Neural activity in the basal forebrain (BF) leads to a faster and more precise response to reward-based stimuli in rats, report Irene Avila and Shih-Chieh Lin of the National Institute on Aging at NIH, in the March 18, 2014 issue of PLOS Biology.
Stimuli that predict important behavioral outcomes such as a reward or punishment are known as motivationally salient. Quick decision speed, especially in response to such motivational salient stimuli, is important for survival in animals. In humans, slowed decision speed is a key feature in depression, schizophrenia, and cognitive aging.
Rats were trained to respond to two sound stimuli associated with either large or small rewards. Researchers found that BF neurons, located in the bottom front part of the brain at the base of the cerebral cortex, responded more strongly to the sound associated with the larger reward. Artificially stimulating the BF neurons shortly after this motivationally salient signal led to faster and more precise reaction times.
This study helps describe an important function of an otherwise poorly understood group of neurons. While more research is needed, these findings could have clinical implications for treating human conditions related to slow decision-making speeds.

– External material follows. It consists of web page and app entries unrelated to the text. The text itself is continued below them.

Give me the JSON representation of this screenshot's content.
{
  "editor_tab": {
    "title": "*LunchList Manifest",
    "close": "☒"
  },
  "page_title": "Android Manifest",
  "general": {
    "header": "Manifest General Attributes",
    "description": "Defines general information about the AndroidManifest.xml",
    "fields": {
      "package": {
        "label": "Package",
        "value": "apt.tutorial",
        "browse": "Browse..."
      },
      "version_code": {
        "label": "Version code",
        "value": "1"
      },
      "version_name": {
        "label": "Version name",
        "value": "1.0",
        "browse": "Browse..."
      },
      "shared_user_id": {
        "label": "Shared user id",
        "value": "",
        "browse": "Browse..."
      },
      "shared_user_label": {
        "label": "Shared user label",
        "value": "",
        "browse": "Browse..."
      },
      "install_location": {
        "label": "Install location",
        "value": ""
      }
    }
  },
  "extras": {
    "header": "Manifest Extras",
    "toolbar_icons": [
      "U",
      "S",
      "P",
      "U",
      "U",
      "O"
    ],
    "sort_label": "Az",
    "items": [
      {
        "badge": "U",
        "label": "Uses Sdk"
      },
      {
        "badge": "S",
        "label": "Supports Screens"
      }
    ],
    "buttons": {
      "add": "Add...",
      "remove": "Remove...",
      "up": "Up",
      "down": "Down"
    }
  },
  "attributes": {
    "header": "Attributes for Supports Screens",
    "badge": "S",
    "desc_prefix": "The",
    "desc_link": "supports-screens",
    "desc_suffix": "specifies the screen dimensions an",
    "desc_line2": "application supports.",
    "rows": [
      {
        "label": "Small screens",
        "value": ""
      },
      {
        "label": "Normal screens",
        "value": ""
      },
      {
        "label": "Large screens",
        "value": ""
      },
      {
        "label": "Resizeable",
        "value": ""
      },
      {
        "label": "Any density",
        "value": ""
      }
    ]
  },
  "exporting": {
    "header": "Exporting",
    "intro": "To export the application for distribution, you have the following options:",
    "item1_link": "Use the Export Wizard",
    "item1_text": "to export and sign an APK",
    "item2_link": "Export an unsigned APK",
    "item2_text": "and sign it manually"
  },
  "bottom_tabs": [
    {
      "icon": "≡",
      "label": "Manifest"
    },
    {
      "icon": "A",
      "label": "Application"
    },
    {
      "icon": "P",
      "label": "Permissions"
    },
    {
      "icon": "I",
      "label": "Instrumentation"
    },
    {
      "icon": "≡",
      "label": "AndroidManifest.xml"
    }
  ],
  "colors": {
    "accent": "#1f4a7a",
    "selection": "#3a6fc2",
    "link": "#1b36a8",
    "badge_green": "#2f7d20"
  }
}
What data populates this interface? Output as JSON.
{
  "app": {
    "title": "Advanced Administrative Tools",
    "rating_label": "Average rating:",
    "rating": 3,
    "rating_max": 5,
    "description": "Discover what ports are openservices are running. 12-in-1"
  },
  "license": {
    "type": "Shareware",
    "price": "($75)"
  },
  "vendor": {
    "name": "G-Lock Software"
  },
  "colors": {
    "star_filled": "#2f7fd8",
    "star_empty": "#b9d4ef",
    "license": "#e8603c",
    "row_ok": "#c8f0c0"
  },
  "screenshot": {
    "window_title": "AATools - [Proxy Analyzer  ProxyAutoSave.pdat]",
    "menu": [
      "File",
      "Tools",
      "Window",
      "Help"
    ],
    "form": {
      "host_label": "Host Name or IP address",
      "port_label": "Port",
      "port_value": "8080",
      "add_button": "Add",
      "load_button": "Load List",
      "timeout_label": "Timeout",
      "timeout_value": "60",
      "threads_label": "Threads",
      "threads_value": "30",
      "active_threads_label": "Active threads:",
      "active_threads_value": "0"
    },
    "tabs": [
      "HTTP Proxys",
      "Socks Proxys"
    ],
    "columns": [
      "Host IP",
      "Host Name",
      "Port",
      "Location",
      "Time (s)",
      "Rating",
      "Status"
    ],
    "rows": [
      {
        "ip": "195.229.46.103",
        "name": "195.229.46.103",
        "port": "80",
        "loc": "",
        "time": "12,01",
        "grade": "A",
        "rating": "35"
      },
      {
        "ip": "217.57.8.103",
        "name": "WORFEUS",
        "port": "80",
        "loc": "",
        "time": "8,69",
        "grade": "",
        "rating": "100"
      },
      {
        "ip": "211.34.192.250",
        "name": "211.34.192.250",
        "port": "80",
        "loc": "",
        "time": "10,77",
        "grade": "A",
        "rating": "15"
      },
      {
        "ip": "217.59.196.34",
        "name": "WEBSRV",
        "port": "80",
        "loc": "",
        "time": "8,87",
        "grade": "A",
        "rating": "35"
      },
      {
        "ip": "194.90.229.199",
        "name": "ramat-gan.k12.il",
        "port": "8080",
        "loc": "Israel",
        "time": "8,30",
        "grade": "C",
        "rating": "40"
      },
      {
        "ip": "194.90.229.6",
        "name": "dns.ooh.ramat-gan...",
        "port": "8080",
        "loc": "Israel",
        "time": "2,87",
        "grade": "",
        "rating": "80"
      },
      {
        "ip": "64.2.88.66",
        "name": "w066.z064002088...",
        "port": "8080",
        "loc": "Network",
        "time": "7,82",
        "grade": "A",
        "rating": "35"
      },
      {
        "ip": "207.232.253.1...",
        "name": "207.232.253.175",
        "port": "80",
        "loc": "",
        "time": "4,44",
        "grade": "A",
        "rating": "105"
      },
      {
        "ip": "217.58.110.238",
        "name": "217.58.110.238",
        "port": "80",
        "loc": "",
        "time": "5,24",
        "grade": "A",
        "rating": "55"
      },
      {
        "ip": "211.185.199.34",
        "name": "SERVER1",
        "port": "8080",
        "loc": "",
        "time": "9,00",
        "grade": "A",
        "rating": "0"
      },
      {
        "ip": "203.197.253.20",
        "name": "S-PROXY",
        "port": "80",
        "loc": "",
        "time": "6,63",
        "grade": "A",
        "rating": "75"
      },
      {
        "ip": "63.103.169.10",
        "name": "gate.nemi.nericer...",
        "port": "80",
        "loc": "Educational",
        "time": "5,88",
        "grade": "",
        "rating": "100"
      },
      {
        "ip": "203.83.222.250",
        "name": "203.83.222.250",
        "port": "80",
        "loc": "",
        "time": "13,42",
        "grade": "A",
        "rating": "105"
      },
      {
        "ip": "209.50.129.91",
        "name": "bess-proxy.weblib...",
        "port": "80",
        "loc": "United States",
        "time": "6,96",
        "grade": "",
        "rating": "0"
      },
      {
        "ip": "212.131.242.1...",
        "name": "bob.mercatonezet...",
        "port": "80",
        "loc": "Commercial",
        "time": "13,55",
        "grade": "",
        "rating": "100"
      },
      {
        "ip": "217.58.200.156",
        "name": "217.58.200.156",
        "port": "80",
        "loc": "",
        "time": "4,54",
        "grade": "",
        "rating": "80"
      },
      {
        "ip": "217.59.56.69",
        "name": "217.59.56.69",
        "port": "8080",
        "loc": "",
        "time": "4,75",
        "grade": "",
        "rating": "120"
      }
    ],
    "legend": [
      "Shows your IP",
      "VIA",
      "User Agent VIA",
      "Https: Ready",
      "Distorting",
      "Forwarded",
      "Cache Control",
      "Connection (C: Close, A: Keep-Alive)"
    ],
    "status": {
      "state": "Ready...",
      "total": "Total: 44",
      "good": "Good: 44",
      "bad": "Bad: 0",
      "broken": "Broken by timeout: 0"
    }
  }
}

Reference: “Motivational Salience Signal in the Basal Forebrain Is Coupled with Faster and More Precise Decision Speed” by Avila, I and Lin, S-C. PLOS Biology. 12(3):e1001811. doi 10.1371/journal.pbio.1001811. March 2014.